All of these are important questions. But all of them distract from the fundamental issue anyone must address to discuss North Korea seriously: It's not a question of if North Korea will collapse, but when.

The regime cannot go on indefinitely. It is astonishingly corrupt and criminal. Even if it wanted to, it probably couldn't manage a China-style policy of opening up its economy to raise people's standards of living while maintaining an authoritarian government to prevent societal collapse. The technocratic know-how simply isn't there. And the only thing holding the regime together is absolute fear, and the total brain-washing of the population — brainwashing which is slowly dissolving as, inevitably, mobile phones and media, including Bibles, seep into the country.

When it does eventually collapse, it will be a humanitarian disaster on a scale perhaps not seen since World War II. North Korea's people are famished. To say that alcoholism is rampant is an understatement.

Millions of refugees will stream over the borders. On one side, there's China and Russia, who aren't exactly global models of efficiency and humanitarianism. South Korea is a highly-advanced economy — indeed, in some areas, more advanced than the U.S. — but it's still a small nation ill-prepared to cope with the collapse of its similar-sized neighbor.

The fall will be a humanitarian disaster, but it will also be a security nightmare. North Korea's military arsenal, though aged, and probably mostly out of repair, is still enormous, and we should expect warlords to emerge. But this is nothing compared, of course, to the risk related to North Korea's nuclear arsenal, which is still a huge mystery. Do you think ISIS would like to buy a nuclear weapon? Do you think nobody in North Korea would sell it to them?

These are just a few of the most pressing realities concerning North Korea. But it seems to me that the vast majority of policymakers ignore them in the interest of maintaining the status quo for as long as possible — a situation that will only worsen the inevitable. But why should policymakers do otherwise? Much better to keep a lid on the problem until their term is over.

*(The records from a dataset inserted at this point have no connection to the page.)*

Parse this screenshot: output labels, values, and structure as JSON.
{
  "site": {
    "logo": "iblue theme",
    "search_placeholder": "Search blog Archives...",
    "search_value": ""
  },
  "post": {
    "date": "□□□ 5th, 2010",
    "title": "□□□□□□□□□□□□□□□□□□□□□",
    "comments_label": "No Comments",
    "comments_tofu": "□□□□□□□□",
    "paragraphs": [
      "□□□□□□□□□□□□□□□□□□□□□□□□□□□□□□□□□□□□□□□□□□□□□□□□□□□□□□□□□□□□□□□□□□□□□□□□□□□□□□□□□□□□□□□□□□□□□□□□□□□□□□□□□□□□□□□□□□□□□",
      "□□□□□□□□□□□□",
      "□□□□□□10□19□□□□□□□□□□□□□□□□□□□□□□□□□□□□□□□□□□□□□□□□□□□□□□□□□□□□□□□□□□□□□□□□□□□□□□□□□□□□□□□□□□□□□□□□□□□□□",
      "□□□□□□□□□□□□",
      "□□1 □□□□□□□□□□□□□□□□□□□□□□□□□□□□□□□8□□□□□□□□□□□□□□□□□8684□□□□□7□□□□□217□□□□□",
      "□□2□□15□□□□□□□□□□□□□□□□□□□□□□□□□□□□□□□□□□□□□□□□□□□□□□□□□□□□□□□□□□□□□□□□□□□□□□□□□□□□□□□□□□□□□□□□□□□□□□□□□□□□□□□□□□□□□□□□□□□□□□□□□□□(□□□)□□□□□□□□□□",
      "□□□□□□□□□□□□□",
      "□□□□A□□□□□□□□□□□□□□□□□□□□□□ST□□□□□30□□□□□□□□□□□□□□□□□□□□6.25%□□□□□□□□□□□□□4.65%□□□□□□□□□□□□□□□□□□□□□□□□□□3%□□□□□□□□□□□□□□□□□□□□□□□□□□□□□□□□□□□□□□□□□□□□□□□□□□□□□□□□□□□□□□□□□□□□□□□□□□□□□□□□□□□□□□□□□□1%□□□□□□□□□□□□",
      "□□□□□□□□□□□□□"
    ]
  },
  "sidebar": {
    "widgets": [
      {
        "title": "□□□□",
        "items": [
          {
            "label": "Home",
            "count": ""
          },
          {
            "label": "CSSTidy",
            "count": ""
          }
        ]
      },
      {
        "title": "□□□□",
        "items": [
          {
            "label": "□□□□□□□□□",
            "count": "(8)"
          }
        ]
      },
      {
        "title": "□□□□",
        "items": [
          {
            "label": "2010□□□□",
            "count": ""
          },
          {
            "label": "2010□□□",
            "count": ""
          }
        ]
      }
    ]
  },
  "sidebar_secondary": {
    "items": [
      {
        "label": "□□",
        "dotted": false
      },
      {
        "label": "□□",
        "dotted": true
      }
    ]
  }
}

I've argued previously that the responsible solution is a military-humanitarian intervention that would secure North Korea's military arsenal and create the conditions for a better future for North Koreans — an administration that would transition the economy towards a freer system and, ultimately, reunite North Korea with South Korea. I think China could be brought on board if America demilitarized Korean Peninsula in exchange.

There's a lot to say about this plan — there are many things that could go wrong with it, and it would be very hard to pull off. But at least it's a plan.

That's the thing that brings me despair: Nobody seems to be thinking about how to actually improve the situation in North Korea. More fundamentally, nobody seems to be thinking about how bad things truly are or how plausible, indeed inevitable, the worst-case scenario is.

Everybody seems to be seeing this as a chess game. It's not. It's a ticking time-bomb, with millions of hostages. Trying to play the opponent to a draw by dragging your heels might or might not be a good strategy in chess, depending on the game. But thinking that a ticking bomb will go away if you just wait it out is folly.

Let's find a way to defuse it.